My first ten seconds on that job are deeply etched in my memory. I walked into the creamery where Oggie bottled milk. As with Bill, thin profits forced him to make do with worn our equipment. His bottle capper was missing every third bottle. He couldn't seem to solve the problem, and his chronic, out of adjustment, temper had just pushed past the pressure release zone.
I cheerfully bounced in just as the capper missed again and said, "Good morning Oggie, what would you like me to do this morning." He grabbed a capped bottle of milk, smashed it on to the concrete floor, and bellowed in his barely understandable accent, "Get out, that's all. Just get out of here!" I left, trying again in about ten minutes, this time a bit more subdued and with good results. But many times, while working in the fields a half mile from the yard, I could hear him hollering at farm hands. At least six quit or were fired that summer.
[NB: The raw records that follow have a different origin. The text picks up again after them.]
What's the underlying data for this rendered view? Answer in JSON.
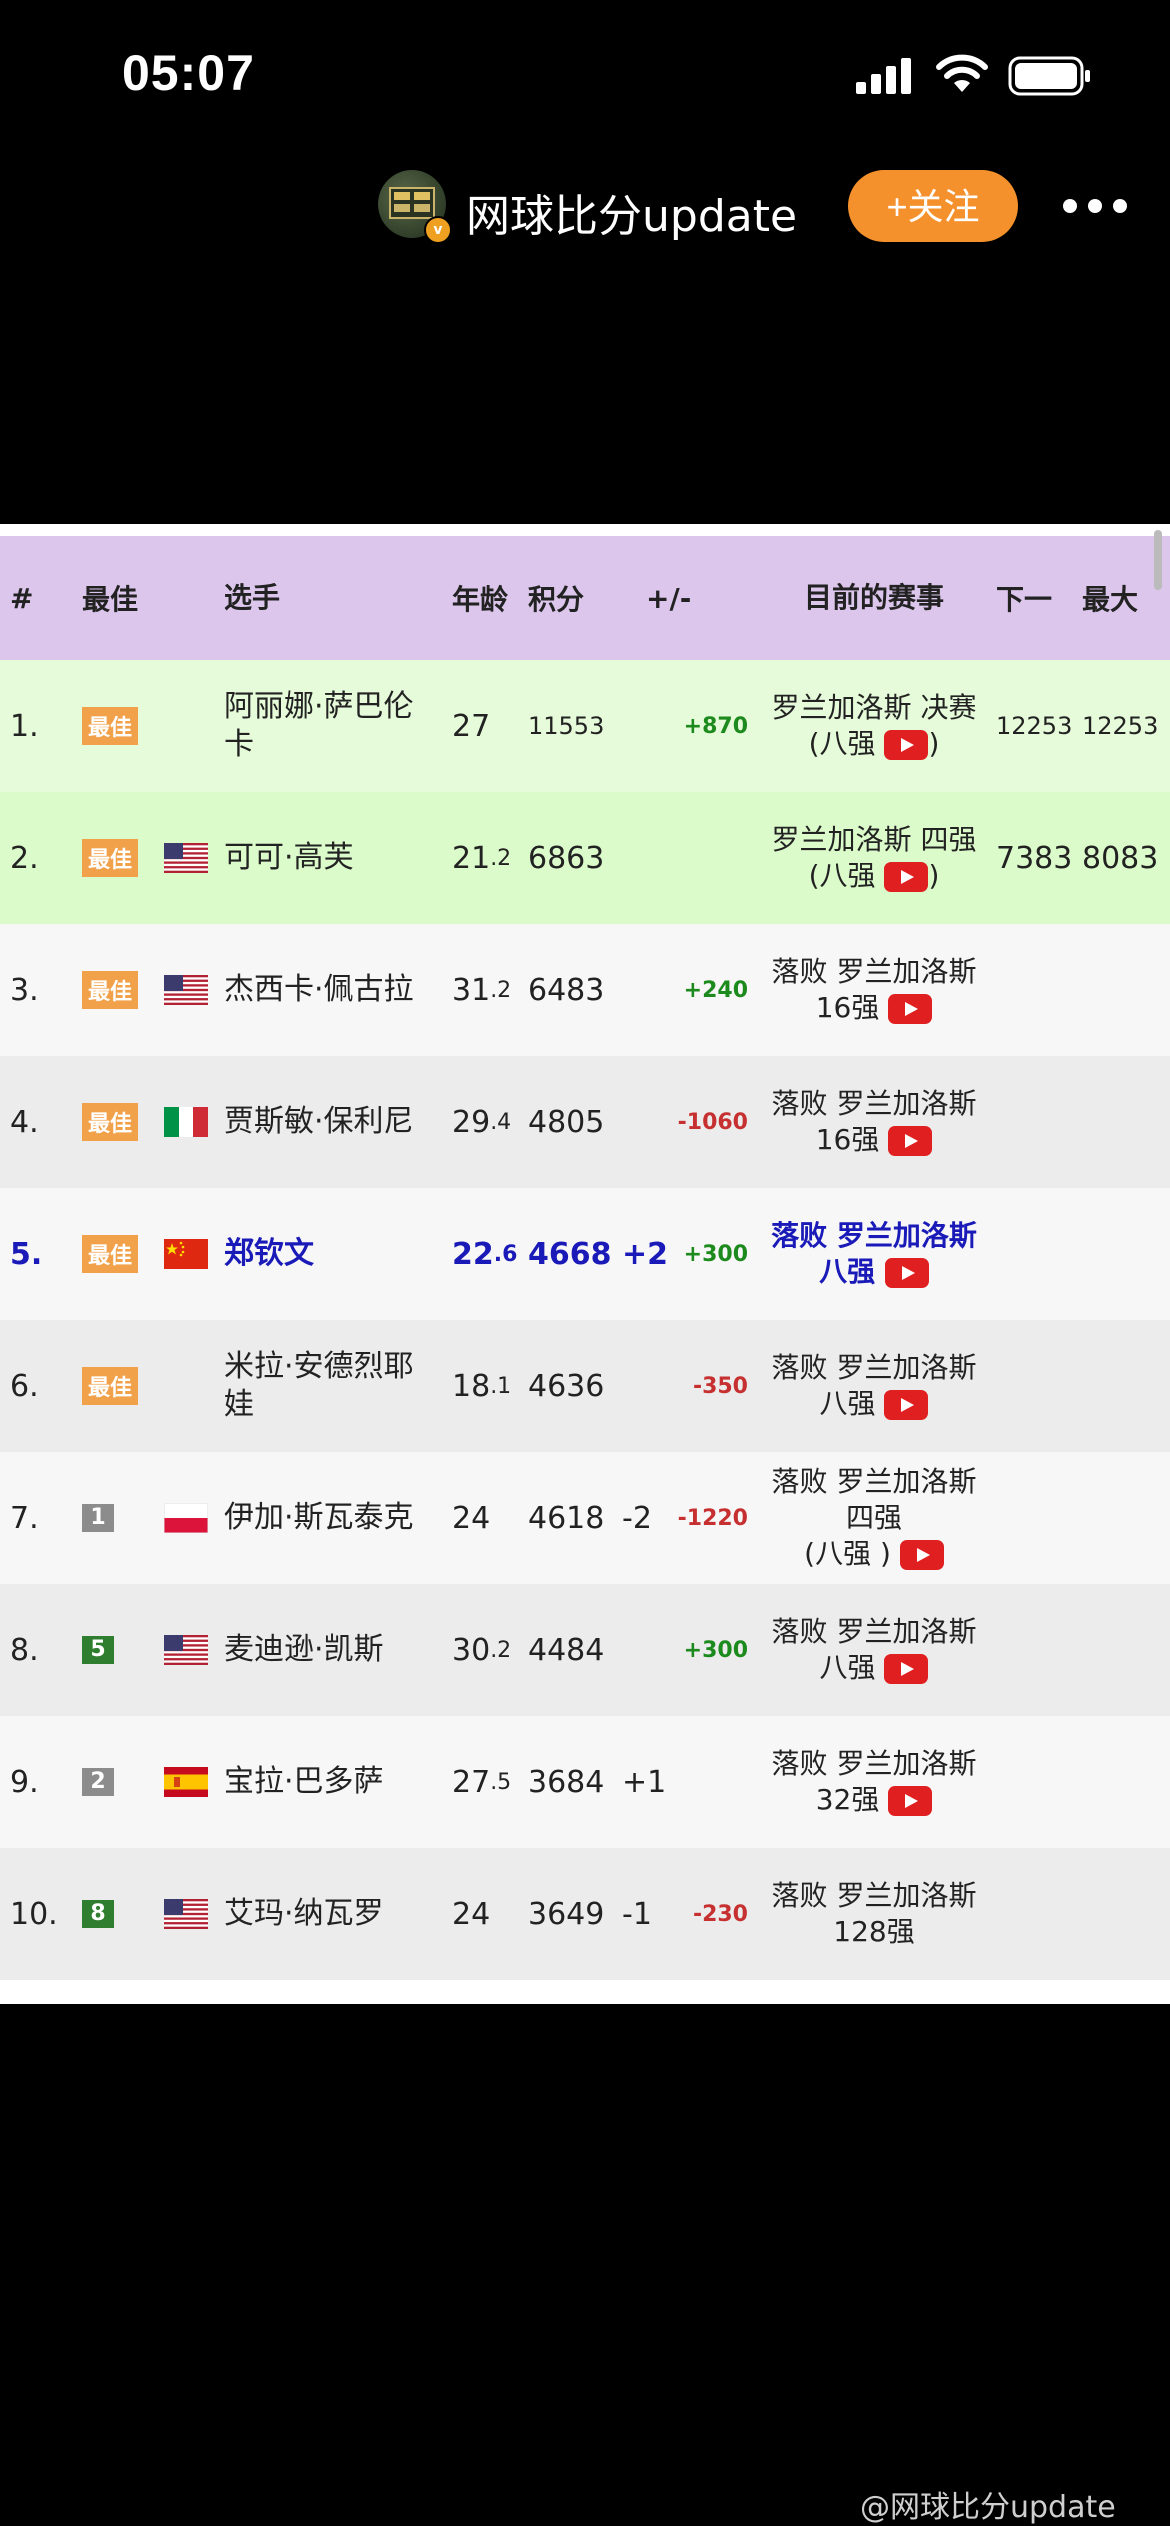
{
  "status_bar": {
    "time": "05:07"
  },
  "header": {
    "channel_name": "网球比分update",
    "follow_label": "+关注",
    "avatar_badge": "v"
  },
  "table": {
    "columns": [
      "#",
      "最佳",
      "选手",
      "年龄",
      "积分",
      "+/-",
      "目前的赛事",
      "下一",
      "最大"
    ],
    "rows": [
      {
        "rank": "1.",
        "best": "最佳",
        "best_type": "best",
        "flag": "",
        "name": "阿丽娜·萨巴伦卡",
        "age_main": "27",
        "age_sub": "",
        "points": "11553",
        "change": "",
        "delta": "+870",
        "delta_sign": "pos",
        "event_l1": "罗兰加洛斯 决赛",
        "event_l2": "(八强",
        "event_l3": ")",
        "event_video": true,
        "next": "12253",
        "max": "12253",
        "bg": "green"
      },
      {
        "rank": "2.",
        "best": "最佳",
        "best_type": "best",
        "flag": "us",
        "name": "可可·高芙",
        "age_main": "21",
        "age_sub": ".2",
        "points": "6863",
        "change": "",
        "delta": "",
        "delta_sign": "",
        "event_l1": "罗兰加洛斯 四强",
        "event_l2": "(八强",
        "event_l3": ")",
        "event_video": true,
        "next": "7383",
        "max": "8083",
        "bg": "green2"
      },
      {
        "rank": "3.",
        "best": "最佳",
        "best_type": "best",
        "flag": "us",
        "name": "杰西卡·佩古拉",
        "age_main": "31",
        "age_sub": ".2",
        "points": "6483",
        "change": "",
        "delta": "+240",
        "delta_sign": "pos",
        "event_l1": "落败 罗兰加洛斯",
        "event_l2": "16强",
        "event_l3": "",
        "event_video": true,
        "next": "",
        "max": "",
        "bg": "light"
      },
      {
        "rank": "4.",
        "best": "最佳",
        "best_type": "best",
        "flag": "it",
        "name": "贾斯敏·保利尼",
        "age_main": "29",
        "age_sub": ".4",
        "points": "4805",
        "change": "",
        "delta": "-1060",
        "delta_sign": "neg",
        "event_l1": "落败 罗兰加洛斯",
        "event_l2": "16强",
        "event_l3": "",
        "event_video": true,
        "next": "",
        "max": "",
        "bg": "gray"
      },
      {
        "rank": "5.",
        "best": "最佳",
        "best_type": "best",
        "flag": "cn",
        "name": "郑钦文",
        "age_main": "22",
        "age_sub": ".6",
        "points": "4668",
        "change": "+2",
        "delta": "+300",
        "delta_sign": "pos",
        "event_l1": "落败 罗兰加洛斯",
        "event_l2": "八强",
        "event_l3": "",
        "event_video": true,
        "next": "",
        "max": "",
        "bg": "light",
        "highlight": true
      },
      {
        "rank": "6.",
        "best": "最佳",
        "best_type": "best",
        "flag": "",
        "name": "米拉·安德烈耶娃",
        "age_main": "18",
        "age_sub": ".1",
        "points": "4636",
        "change": "",
        "delta": "-350",
        "delta_sign": "neg",
        "event_l1": "落败 罗兰加洛斯",
        "event_l2": "八强",
        "event_l3": "",
        "event_video": true,
        "next": "",
        "max": "",
        "bg": "gray"
      },
      {
        "rank": "7.",
        "best": "1",
        "best_type": "gray",
        "flag": "pl",
        "name": "伊加·斯瓦泰克",
        "age_main": "24",
        "age_sub": "",
        "points": "4618",
        "change": "-2",
        "delta": "-1220",
        "delta_sign": "neg",
        "event_l1": "落败 罗兰加洛斯",
        "event_l2": "四强",
        "event_l3": "(八强 )",
        "event_video": true,
        "next": "",
        "max": "",
        "bg": "light"
      },
      {
        "rank": "8.",
        "best": "5",
        "best_type": "green",
        "flag": "us",
        "name": "麦迪逊·凯斯",
        "age_main": "30",
        "age_sub": ".2",
        "points": "4484",
        "change": "",
        "delta": "+300",
        "delta_sign": "pos",
        "event_l1": "落败 罗兰加洛斯",
        "event_l2": "八强",
        "event_l3": "",
        "event_video": true,
        "next": "",
        "max": "",
        "bg": "gray"
      },
      {
        "rank": "9.",
        "best": "2",
        "best_type": "gray",
        "flag": "es",
        "name": "宝拉·巴多萨",
        "age_main": "27",
        "age_sub": ".5",
        "points": "3684",
        "change": "+1",
        "delta": "",
        "delta_sign": "",
        "event_l1": "落败 罗兰加洛斯",
        "event_l2": "32强",
        "event_l3": "",
        "event_video": true,
        "next": "",
        "max": "",
        "bg": "light"
      },
      {
        "rank": "10.",
        "best": "8",
        "best_type": "green",
        "flag": "us",
        "name": "艾玛·纳瓦罗",
        "age_main": "24",
        "age_sub": "",
        "points": "3649",
        "change": "-1",
        "delta": "-230",
        "delta_sign": "neg",
        "event_l1": "落败 罗兰加洛斯",
        "event_l2": "128强",
        "event_l3": "",
        "event_video": false,
        "next": "",
        "max": "",
        "bg": "gray"
      }
    ]
  },
  "watermark": "@网球比分update",
  "icons": {
    "signal": "signal-bars-icon",
    "wifi": "wifi-icon",
    "battery": "battery-icon",
    "more": "more-dots-icon",
    "video": "youtube-play-icon"
  },
  "colors": {
    "follow": "#f5912c",
    "header_row": "#dcc6ec",
    "best_badge": "#f1a14a",
    "highlight": "#1a1ab8",
    "positive": "#1d8a1d",
    "negative": "#c73030"
  }
}
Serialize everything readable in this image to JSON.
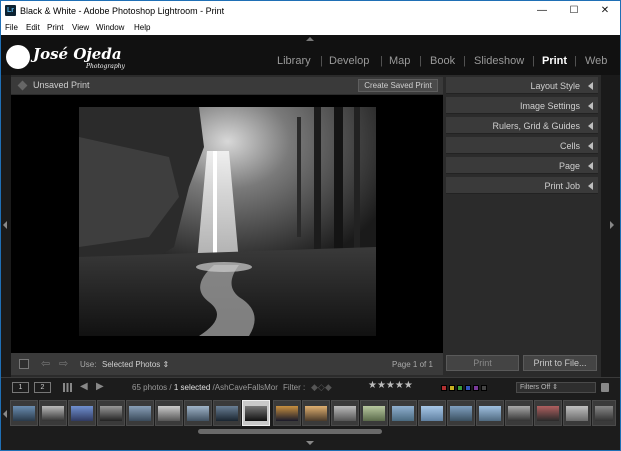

I hired on as a field hand, but when a milking job opened, Oggie let me have it. The work was divided into two shifts, the first starting at 2:30 a.m. and the second at 2:30 p.m. I also slept in two shifts. It took a Big Ben alarm clock with a loud mechanical bell, placed across the room on an upside down metal dishpan, to awaken me for the morning shift.
Two of us milked 150 cows in a milking parlor, instead of a barn. The cows stood in stalls, nose to tail, and were elevated to our waists. We herded them into a holding pen, moving them in and out of the parlor with factory precision. Number fifty-eight got two cranks of grain, while higher producing number sixty-five got three cranks. The milk went straight from the udder to the cooling tank and on to the bottle in complete sterility.
Occasionally a cow resisted the system. Number 134 had learned to lunge against the gate after eating her grain, popping it open. Off she would run, half milked, leaving the milk machine cups dangling from four rubber tubes like half an octopus. Number seventy-six learned to slip her head through the bars of the stall,, and with a contortionistic twist, give herself more grain. No longer profitable, both were sent to the rendering plant, and their numbers given to more profitable cows.
Fortunately, Oggie never measured my production to food ration in quite the same way. After securing the cows in the holding pen for the morning shift, I grabbed a quart of milk from the cooler. Mid-way through the milking, I drank another quart. At breakfast I had two or three large glasses of milk, biscuits, ham, eggs, and cereal.
At lunch, Oggie's wife served meat, potatoes, homemade bread, at least two kinds of vegetables, and fresh pie. I ate firsts of everything, seconds of some things, and always two or three glasses of milk. during the afternoon milking, I generally drank another two quarts of milk, unless it was Christmas time, in which case I swapped one for a quart of eggnog. Supper was a repeat of lunch.
After supper, I generally retired to the bunk house, which I shared with a wino who cured hangovers by drinking six spoons of instant coffee stirred into a cup of hot tap water; an elderly psychic who, from the dark, talked out loud to his dead uncle, and 24-year-old Fritz. Fritz had been working in the creamery since graduating from the eighth grade at age eighteen.
I worked other dairies during those teen years, relieving farmers for a weekend or for a vacation. Always the work was physically hard but emotionally satisfying. I dreamed of someday owning my own herd.
But high school graduation soon came, along with the threat of being drafted into the Army. To avoid it, I enlisted into the Air Force for four years. By the end of my enlistment, my dream had begun to fade. Now all that remains are fond memories and a Dairyman of the Year award given to me by my Future Farmers of America chapter. The farmers I worked for are now dead or worn out. Still, I walked away with the best part of their farms -- memories I can enjoy without sweat or stink. I wonder if my carpenter brother feels the same way about the nails he's hammered?